- [Exercise data]:

****

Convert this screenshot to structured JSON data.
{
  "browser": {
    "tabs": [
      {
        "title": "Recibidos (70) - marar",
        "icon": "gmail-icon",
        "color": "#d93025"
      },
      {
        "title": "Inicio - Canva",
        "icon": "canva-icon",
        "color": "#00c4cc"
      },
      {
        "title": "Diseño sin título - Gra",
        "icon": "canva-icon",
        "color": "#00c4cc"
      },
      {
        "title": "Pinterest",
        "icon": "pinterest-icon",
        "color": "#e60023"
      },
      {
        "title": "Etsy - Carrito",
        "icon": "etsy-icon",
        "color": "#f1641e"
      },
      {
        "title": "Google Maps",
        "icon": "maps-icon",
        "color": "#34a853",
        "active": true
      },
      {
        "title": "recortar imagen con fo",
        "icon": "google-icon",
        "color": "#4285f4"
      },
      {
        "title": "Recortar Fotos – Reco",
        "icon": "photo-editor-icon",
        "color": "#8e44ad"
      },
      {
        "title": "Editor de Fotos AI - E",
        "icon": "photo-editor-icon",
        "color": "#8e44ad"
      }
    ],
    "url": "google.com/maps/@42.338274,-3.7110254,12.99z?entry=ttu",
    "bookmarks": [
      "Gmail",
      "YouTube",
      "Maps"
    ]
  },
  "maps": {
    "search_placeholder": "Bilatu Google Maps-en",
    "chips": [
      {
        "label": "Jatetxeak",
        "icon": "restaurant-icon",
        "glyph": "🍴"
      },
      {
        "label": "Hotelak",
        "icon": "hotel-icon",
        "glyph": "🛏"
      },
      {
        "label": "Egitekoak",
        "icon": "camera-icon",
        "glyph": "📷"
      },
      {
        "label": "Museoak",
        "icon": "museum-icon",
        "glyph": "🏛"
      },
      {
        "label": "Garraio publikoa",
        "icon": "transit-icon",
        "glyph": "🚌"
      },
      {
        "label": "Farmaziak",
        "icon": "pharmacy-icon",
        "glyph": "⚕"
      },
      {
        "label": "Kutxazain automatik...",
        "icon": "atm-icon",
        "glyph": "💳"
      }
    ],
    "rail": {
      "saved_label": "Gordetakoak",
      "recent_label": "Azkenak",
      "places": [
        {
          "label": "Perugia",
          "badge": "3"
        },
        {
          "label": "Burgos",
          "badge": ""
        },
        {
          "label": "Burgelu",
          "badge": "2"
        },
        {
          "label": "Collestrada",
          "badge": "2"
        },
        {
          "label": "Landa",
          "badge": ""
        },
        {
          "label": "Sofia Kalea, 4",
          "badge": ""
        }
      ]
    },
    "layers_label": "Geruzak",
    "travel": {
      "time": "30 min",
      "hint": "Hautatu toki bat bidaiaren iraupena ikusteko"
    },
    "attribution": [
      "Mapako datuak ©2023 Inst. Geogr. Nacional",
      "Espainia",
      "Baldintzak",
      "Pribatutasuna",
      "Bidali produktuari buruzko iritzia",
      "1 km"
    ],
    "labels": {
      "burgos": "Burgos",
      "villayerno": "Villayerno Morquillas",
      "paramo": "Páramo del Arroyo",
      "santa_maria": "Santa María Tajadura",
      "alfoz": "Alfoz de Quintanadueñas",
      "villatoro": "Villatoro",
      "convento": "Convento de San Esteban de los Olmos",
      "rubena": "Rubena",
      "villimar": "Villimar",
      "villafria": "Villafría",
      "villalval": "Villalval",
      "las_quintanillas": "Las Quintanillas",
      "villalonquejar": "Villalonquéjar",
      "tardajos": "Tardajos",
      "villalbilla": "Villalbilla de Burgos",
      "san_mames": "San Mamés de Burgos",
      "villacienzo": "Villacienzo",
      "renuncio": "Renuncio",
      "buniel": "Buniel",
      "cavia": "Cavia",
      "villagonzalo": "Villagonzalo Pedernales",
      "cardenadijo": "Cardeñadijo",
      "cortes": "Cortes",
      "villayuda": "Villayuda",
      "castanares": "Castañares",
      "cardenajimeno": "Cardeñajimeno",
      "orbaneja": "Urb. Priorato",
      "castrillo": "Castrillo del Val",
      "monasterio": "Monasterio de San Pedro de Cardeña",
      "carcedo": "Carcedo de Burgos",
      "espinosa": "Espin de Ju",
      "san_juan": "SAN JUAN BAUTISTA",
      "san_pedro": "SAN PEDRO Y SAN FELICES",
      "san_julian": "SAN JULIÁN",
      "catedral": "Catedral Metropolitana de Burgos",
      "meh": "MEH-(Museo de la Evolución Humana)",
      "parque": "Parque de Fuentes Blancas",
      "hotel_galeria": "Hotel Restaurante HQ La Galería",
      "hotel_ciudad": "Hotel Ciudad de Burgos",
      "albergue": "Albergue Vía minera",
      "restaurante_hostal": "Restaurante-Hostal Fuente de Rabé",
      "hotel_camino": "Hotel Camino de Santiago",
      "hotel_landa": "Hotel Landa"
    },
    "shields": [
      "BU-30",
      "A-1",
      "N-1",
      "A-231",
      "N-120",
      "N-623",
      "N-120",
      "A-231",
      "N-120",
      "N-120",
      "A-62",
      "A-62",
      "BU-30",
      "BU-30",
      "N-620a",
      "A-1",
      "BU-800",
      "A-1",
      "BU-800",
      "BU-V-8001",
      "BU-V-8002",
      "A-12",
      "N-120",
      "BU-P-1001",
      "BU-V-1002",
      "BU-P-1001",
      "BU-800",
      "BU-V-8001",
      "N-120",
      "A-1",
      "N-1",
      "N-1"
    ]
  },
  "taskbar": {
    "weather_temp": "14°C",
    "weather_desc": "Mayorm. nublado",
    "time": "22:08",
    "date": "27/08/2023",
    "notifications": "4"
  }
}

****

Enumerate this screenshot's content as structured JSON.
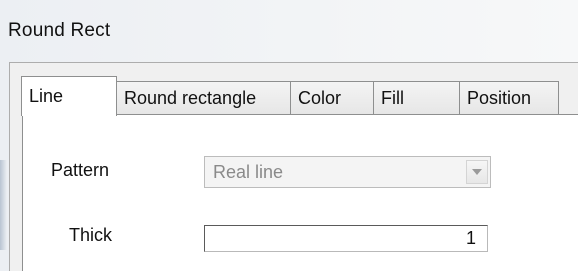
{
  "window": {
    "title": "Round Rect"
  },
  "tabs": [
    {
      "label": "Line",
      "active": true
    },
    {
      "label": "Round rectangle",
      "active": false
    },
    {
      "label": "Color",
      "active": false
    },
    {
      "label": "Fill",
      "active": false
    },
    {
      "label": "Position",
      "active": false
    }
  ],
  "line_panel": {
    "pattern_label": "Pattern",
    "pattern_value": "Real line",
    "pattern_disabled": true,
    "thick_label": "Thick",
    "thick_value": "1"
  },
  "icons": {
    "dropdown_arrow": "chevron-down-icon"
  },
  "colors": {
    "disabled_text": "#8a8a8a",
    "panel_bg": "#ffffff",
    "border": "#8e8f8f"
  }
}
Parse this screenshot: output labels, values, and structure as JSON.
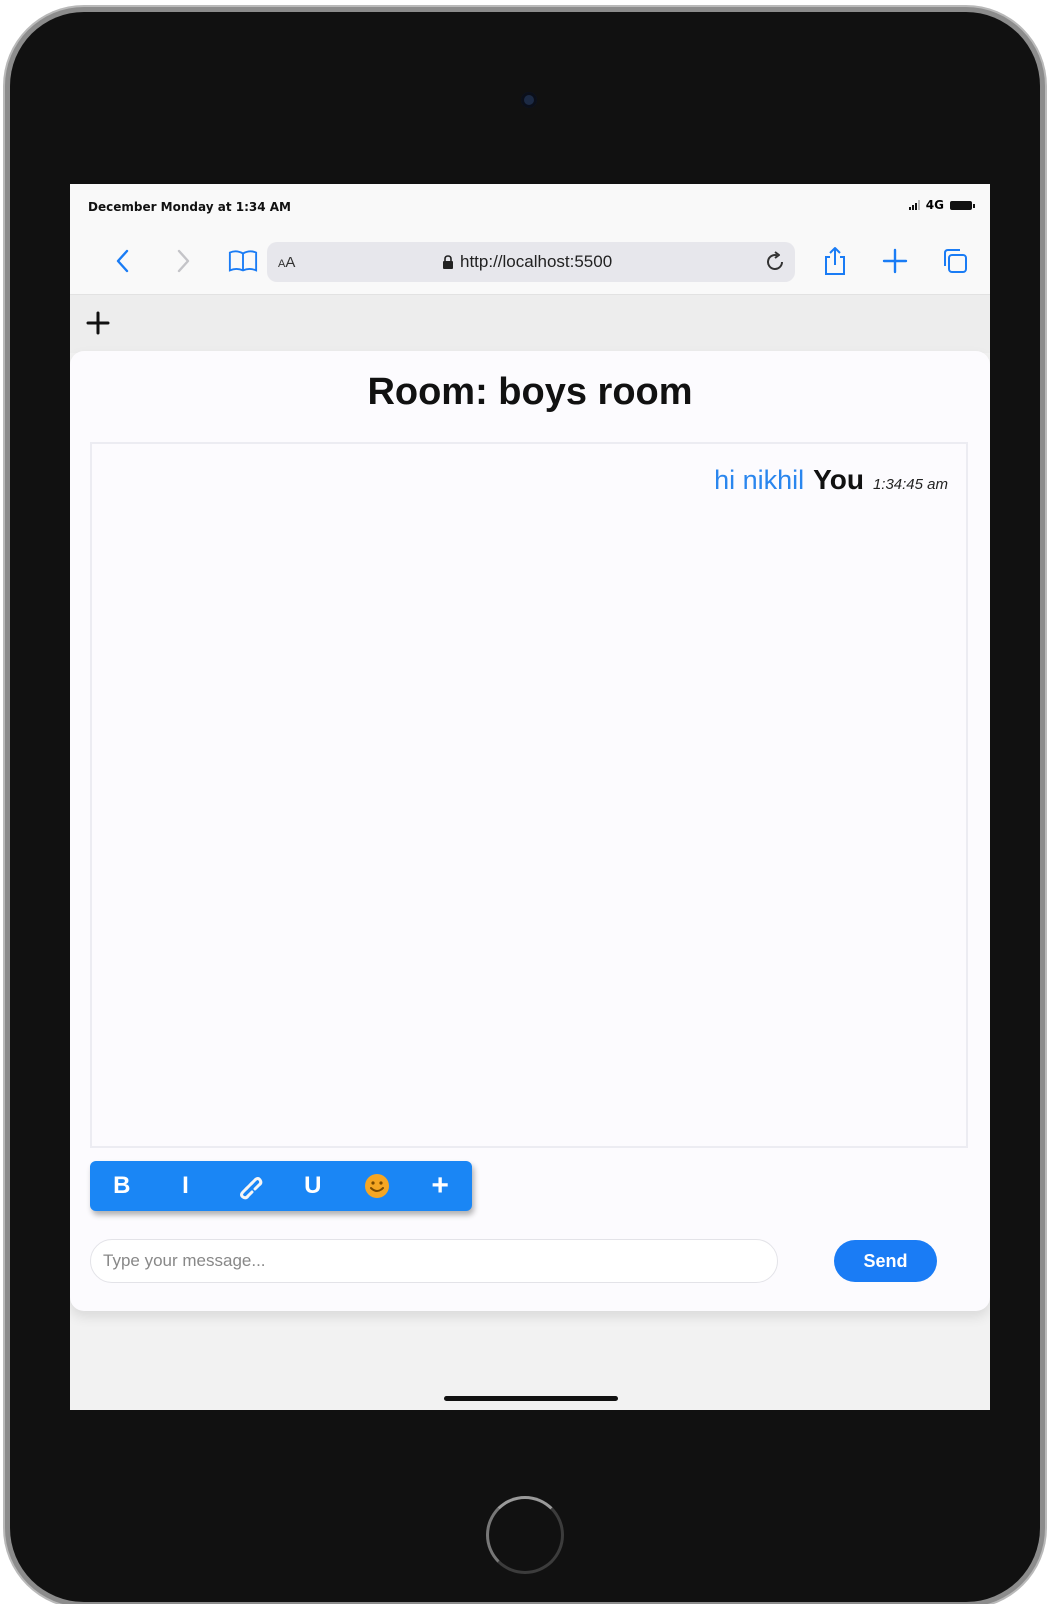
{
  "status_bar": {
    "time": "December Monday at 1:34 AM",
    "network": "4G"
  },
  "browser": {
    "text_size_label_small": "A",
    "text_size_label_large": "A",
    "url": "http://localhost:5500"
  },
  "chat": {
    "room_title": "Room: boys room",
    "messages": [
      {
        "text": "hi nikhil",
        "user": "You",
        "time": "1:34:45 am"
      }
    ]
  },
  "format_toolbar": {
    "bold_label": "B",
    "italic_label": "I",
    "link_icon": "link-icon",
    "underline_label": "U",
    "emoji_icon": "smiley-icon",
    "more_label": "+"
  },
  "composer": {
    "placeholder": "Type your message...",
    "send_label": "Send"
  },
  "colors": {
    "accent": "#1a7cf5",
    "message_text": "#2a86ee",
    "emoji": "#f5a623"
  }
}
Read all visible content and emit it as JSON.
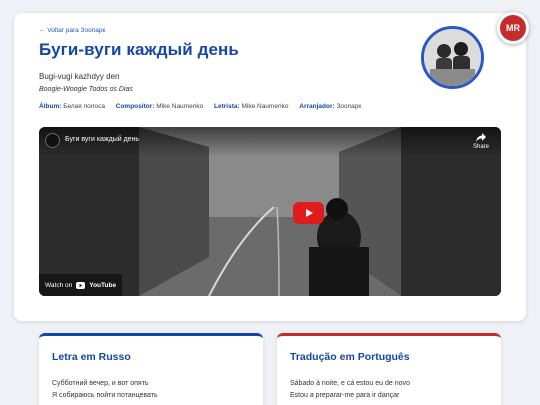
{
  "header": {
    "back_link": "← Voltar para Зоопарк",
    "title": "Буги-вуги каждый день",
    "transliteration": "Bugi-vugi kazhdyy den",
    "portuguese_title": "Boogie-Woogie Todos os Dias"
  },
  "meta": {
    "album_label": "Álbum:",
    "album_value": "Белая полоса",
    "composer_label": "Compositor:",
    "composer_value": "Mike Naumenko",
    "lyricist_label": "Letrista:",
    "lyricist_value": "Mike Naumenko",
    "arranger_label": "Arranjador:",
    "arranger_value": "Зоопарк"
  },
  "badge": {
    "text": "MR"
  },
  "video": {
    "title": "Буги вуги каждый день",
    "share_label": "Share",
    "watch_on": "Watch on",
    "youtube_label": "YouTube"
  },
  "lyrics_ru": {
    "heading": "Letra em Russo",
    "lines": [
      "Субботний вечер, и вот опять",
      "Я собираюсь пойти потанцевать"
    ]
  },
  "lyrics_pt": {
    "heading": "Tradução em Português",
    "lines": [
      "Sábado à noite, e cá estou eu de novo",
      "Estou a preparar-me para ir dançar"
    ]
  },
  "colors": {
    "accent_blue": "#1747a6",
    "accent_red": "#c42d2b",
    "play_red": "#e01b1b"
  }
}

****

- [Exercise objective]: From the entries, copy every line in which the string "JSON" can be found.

- [Your solution]:
Convert this screenshot to structured JSON data.
Enumerate this screenshot's content as structured JSON.
Parse this screenshot: output labels, values, and structure as JSON.
Read all visible content and emit it as JSON.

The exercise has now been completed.